In the second presidential debate, Mr. Obama attacked early on, saying, “Governor Romney said we should let Detroit go bankrupt.”
Note to Obama fans: GM did go bankrupt – filing for Chapter 11 protection against its creditors on June 1, 2009. It’s what happened next that the president can take credit for – a handout of $49.5 billion in taxpayer money to GM, some $27 billion of which remains outstanding, and another $17 billion to its financial arm Ally Financial, which still owes $14.7 billion.
In other words, Obama didn’t save General Motors; American taxpayers did, with an assist from the Federal Reserve. While liberals rant about the bailouts of Wall Street, it is worthwhile noting that of the $417 billion in TARP funds spent to stabilize the economy, only $65 billion has yet to be repaid – and more than half of that is owed by GM and Chrysler. The latest TARP report from the Congressional Budget Office says that the government invested nearly $80 billion in those two auto giants and that taxpayers are still on the hook for roughly $37 billion.
In the same report, the CBO projects that handouts to Wall Street firms will ultimately net the government a cool $11 billion profit. They say the auto industry, on the other hand, will never pay back taxpayers. According to the congressional bean counters, $20 billion is gone for good.
Where did that money go? Mainly, it went to paying off debts owed by GM and Chrysler, and – in an historic distortion of our bankruptcy proceedings – to securing the pensions and livelihoods of UAW workers. It turns out the real debt was that of Mr. Obama to organized labor, which had ponied up some $400 million to help him defeat John McCain...

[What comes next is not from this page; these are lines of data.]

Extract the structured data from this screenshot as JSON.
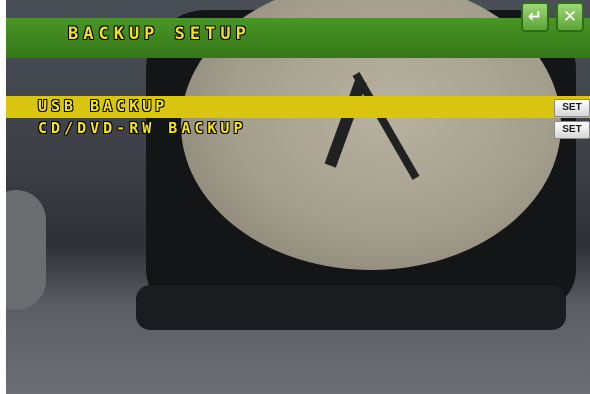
{
  "window": {
    "title": "BACKUP SETUP",
    "back_icon": "return-arrow-icon",
    "back_glyph": "↵",
    "close_icon": "close-icon",
    "close_glyph": "✕"
  },
  "menu": {
    "items": [
      {
        "label": "USB BACKUP",
        "set_label": "SET",
        "selected": true
      },
      {
        "label": "CD/DVD-RW BACKUP",
        "set_label": "SET",
        "selected": false
      }
    ]
  },
  "colors": {
    "titlebar": "#3a7f1d",
    "title_text": "#f3e11b",
    "selection": "#d9c410"
  }
}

Infuriated yet? Well, hold on. Because the story is far from over. Zip on over to Liz Peek's excellent article in the Fiscal Times and finish reading "Obama’s Auto Bailout Was Really a Hefty Union Payoff."
And pass it on.